    This was a great article. I work for Claims Direct -Personal Injury Specialists and we are looking to hire a SEO agency, but I wanted to get prepared for some of the questions they might ask me. I think question 5 is brilliant.

    • http://cbutterworth.com/ Chris Butterworth

      I’m sure Claims Direct would be delighted to see you dropping nofollow links using target anchor text on random blogs.

      Really though, what is your game, because nofollow comment spam won’t work and just gives SEOs a bad name?

      Most people would just delete the comment, but I’d like to leave it there as a reminder to everyone of the type of awefull blackhat linkbuilding you do. Or you can just delete it and make us both happy.

  • http://bloggersideas.com/ jitendra vaswani

    I love this article. Client’s expectations of SEO are often out of kilter, especially when they are desperate for profits or a quick win in SERPs. SEO is not a magic bullet. It is iterative. It is linked to content and site architecture. It is not a gimmick. Actually, it is much like traditional marketing, except for algorithms and networks.

  • Guest

    thanks for the information

  • Adibkarim

    Thanks For for the information.
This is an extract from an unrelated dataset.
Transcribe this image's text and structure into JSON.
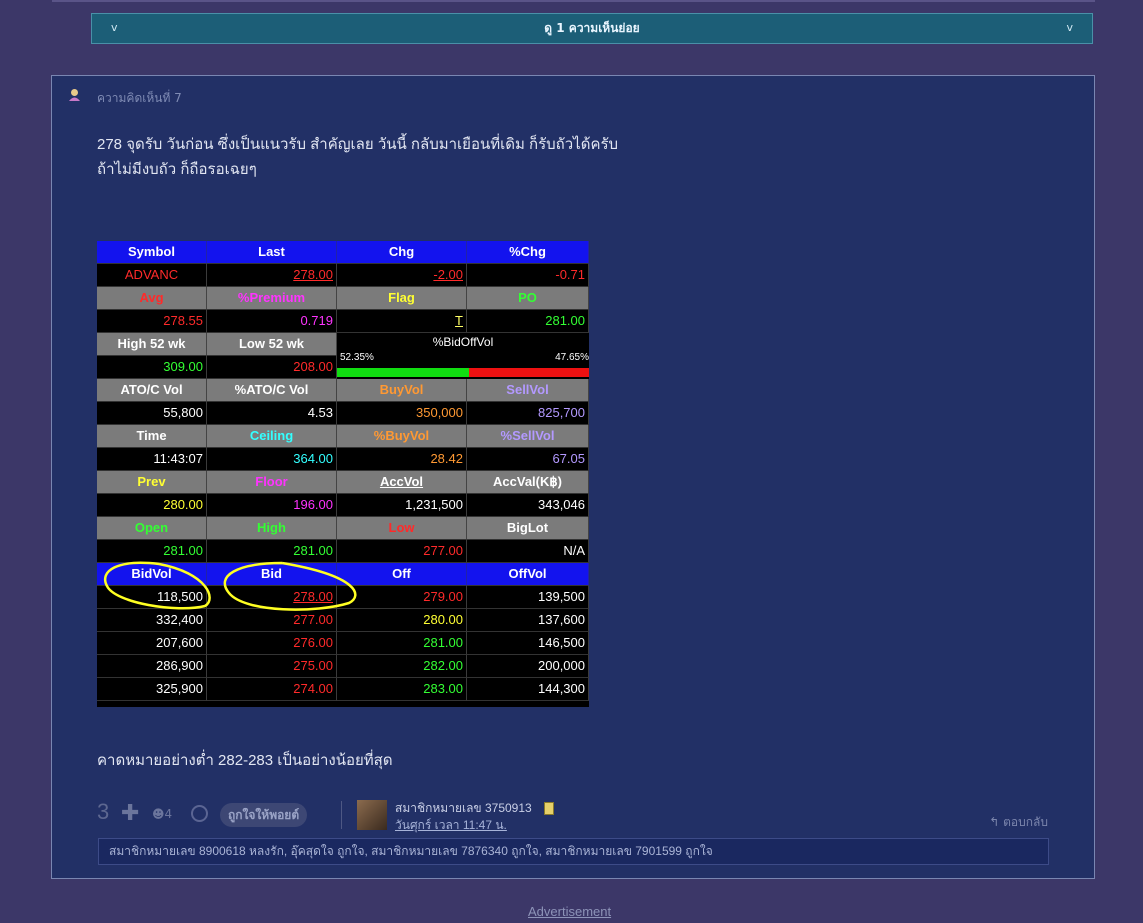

I will ask.

  • Jay Kapor

    Great
    Article. it’s Really Helpful and Enjoyable Post for Every Blogger. Thank you
    very much for Sharing with us us.